- [Directions for this task]:
Each entry below is to be printed verbatim.

[Page and application data records]
[Start of section]
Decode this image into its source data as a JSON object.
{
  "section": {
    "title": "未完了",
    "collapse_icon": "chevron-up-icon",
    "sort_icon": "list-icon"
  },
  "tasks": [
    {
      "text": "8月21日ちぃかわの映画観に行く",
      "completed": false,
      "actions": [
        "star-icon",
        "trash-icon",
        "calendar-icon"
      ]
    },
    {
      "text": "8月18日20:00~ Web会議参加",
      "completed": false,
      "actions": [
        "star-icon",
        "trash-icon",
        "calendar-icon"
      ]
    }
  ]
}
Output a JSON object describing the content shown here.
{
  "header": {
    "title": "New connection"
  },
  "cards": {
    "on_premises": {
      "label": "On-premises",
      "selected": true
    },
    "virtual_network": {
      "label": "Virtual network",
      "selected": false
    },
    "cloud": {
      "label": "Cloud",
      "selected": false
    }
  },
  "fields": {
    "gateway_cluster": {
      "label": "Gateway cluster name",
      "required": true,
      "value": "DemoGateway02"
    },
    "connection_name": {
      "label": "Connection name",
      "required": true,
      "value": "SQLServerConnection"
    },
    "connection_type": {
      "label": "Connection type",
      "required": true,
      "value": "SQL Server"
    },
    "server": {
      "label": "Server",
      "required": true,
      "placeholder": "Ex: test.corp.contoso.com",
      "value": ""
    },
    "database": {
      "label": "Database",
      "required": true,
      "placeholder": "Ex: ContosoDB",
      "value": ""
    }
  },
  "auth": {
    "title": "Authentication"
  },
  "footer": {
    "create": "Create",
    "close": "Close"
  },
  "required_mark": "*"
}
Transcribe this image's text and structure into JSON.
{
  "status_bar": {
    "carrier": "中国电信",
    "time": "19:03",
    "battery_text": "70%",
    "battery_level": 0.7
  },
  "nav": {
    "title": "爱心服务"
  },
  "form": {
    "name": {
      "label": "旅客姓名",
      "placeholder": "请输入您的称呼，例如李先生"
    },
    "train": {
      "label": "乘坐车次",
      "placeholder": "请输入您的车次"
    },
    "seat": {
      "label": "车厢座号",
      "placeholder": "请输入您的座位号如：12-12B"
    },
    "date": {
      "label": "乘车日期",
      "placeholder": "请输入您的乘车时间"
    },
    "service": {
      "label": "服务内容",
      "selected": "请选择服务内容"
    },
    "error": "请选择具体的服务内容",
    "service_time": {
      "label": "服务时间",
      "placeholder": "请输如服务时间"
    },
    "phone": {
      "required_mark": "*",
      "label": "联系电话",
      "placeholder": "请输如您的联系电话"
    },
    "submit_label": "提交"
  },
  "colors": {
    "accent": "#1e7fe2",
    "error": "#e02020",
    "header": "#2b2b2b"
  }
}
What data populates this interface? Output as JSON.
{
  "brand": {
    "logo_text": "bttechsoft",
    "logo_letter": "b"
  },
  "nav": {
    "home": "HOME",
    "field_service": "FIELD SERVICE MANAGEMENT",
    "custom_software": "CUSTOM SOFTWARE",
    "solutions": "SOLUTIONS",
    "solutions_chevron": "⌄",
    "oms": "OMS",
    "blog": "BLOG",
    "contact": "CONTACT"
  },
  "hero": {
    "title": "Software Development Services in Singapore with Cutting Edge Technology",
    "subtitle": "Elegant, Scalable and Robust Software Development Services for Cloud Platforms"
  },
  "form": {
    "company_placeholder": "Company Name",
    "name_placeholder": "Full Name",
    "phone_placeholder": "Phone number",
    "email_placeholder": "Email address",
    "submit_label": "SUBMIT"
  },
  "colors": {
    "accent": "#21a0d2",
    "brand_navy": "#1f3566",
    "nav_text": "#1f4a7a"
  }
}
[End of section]
- [Completed task]:
Decode this image into its source data as a JSON object.
{
  "section": {
    "title": "未完了",
    "collapse_icon": "chevron-up-icon",
    "sort_icon": "list-icon"
  },
  "tasks": [
    {
      "text": "8月21日ちぃかわの映画観に行く",
      "completed": false,
      "actions": [
        "star-icon",
        "trash-icon",
        "calendar-icon"
      ]
    },
    {
      "text": "8月18日20:00~ Web会議参加",
      "completed": false,
      "actions": [
        "star-icon",
        "trash-icon",
        "calendar-icon"
      ]
    }
  ]
}
Output a JSON object describing the content shown here.
{
  "header": {
    "title": "New connection"
  },
  "cards": {
    "on_premises": {
      "label": "On-premises",
      "selected": true
    },
    "virtual_network": {
      "label": "Virtual network",
      "selected": false
    },
    "cloud": {
      "label": "Cloud",
      "selected": false
    }
  },
  "fields": {
    "gateway_cluster": {
      "label": "Gateway cluster name",
      "required": true,
      "value": "DemoGateway02"
    },
    "connection_name": {
      "label": "Connection name",
      "required": true,
      "value": "SQLServerConnection"
    },
    "connection_type": {
      "label": "Connection type",
      "required": true,
      "value": "SQL Server"
    },
    "server": {
      "label": "Server",
      "required": true,
      "placeholder": "Ex: test.corp.contoso.com",
      "value": ""
    },
    "database": {
      "label": "Database",
      "required": true,
      "placeholder": "Ex: ContosoDB",
      "value": ""
    }
  },
  "auth": {
    "title": "Authentication"
  },
  "footer": {
    "create": "Create",
    "close": "Close"
  },
  "required_mark": "*"
}
Transcribe this image's text and structure into JSON.
{
  "status_bar": {
    "carrier": "中国电信",
    "time": "19:03",
    "battery_text": "70%",
    "battery_level": 0.7
  },
  "nav": {
    "title": "爱心服务"
  },
  "form": {
    "name": {
      "label": "旅客姓名",
      "placeholder": "请输入您的称呼，例如李先生"
    },
    "train": {
      "label": "乘坐车次",
      "placeholder": "请输入您的车次"
    },
    "seat": {
      "label": "车厢座号",
      "placeholder": "请输入您的座位号如：12-12B"
    },
    "date": {
      "label": "乘车日期",
      "placeholder": "请输入您的乘车时间"
    },
    "service": {
      "label": "服务内容",
      "selected": "请选择服务内容"
    },
    "error": "请选择具体的服务内容",
    "service_time": {
      "label": "服务时间",
      "placeholder": "请输如服务时间"
    },
    "phone": {
      "required_mark": "*",
      "label": "联系电话",
      "placeholder": "请输如您的联系电话"
    },
    "submit_label": "提交"
  },
  "colors": {
    "accent": "#1e7fe2",
    "error": "#e02020",
    "header": "#2b2b2b"
  }
}
What data populates this interface? Output as JSON.
{
  "brand": {
    "logo_text": "bttechsoft",
    "logo_letter": "b"
  },
  "nav": {
    "home": "HOME",
    "field_service": "FIELD SERVICE MANAGEMENT",
    "custom_software": "CUSTOM SOFTWARE",
    "solutions": "SOLUTIONS",
    "solutions_chevron": "⌄",
    "oms": "OMS",
    "blog": "BLOG",
    "contact": "CONTACT"
  },
  "hero": {
    "title": "Software Development Services in Singapore with Cutting Edge Technology",
    "subtitle": "Elegant, Scalable and Robust Software Development Services for Cloud Platforms"
  },
  "form": {
    "company_placeholder": "Company Name",
    "name_placeholder": "Full Name",
    "phone_placeholder": "Phone number",
    "email_placeholder": "Email address",
    "submit_label": "SUBMIT"
  },
  "colors": {
    "accent": "#21a0d2",
    "brand_navy": "#1f3566",
    "nav_text": "#1f4a7a"
  }
}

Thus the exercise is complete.